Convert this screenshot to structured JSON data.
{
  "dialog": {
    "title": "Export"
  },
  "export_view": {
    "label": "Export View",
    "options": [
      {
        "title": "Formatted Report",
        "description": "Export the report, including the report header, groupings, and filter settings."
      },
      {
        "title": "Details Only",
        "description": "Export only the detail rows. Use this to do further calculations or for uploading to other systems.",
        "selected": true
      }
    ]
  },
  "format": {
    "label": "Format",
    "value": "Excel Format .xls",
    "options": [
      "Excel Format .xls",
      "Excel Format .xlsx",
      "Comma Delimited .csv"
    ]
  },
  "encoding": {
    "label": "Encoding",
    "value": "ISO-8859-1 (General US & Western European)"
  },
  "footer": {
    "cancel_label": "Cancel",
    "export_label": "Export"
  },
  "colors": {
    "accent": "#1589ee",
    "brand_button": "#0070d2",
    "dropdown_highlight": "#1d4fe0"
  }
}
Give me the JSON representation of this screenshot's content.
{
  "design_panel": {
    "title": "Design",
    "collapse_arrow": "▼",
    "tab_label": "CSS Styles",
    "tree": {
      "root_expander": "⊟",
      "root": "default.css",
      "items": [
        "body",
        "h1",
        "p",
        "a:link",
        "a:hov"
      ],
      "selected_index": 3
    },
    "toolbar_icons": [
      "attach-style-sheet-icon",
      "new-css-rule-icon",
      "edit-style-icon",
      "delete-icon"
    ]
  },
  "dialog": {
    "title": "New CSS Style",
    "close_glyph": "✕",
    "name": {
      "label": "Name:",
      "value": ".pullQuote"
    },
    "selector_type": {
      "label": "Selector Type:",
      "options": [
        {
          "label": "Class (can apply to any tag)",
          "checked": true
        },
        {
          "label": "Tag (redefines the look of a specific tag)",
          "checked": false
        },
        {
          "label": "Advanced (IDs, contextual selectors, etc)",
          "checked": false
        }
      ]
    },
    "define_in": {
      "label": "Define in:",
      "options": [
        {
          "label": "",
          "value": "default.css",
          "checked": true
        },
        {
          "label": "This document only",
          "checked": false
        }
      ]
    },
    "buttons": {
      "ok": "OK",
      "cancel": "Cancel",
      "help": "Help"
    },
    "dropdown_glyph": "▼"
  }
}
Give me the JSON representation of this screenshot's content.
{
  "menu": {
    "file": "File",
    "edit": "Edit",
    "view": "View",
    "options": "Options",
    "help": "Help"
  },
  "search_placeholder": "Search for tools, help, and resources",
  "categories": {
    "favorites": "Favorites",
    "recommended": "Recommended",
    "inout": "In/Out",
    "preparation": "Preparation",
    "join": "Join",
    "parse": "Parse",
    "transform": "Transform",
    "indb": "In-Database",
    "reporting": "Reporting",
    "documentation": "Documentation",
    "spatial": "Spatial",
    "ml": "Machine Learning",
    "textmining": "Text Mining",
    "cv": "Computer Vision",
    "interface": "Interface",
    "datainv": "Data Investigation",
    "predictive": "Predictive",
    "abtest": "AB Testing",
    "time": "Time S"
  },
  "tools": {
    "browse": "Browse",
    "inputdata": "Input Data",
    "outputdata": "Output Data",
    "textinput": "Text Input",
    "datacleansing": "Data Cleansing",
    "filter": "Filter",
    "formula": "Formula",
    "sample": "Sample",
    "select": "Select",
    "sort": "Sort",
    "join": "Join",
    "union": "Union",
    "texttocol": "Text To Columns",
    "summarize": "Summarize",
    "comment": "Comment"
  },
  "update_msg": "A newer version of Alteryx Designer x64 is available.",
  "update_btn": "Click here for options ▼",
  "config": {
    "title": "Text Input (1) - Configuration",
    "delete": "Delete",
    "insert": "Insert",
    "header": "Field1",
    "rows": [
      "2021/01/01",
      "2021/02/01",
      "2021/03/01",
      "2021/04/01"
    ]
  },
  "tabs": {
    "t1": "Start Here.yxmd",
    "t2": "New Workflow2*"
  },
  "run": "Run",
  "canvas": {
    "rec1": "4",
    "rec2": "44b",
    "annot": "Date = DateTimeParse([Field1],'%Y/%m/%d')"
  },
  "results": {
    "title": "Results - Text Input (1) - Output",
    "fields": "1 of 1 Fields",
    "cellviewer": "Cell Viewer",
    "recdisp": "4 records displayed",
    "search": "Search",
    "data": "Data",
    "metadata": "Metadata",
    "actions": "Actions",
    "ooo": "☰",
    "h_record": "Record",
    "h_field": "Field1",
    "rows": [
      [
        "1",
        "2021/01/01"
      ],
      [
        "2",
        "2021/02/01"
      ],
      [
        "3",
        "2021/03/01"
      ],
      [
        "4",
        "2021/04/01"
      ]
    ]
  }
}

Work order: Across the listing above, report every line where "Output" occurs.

Response to this task:
    "outputdata": "Output Data",
    "title": "Results - Text Input (1) - Output",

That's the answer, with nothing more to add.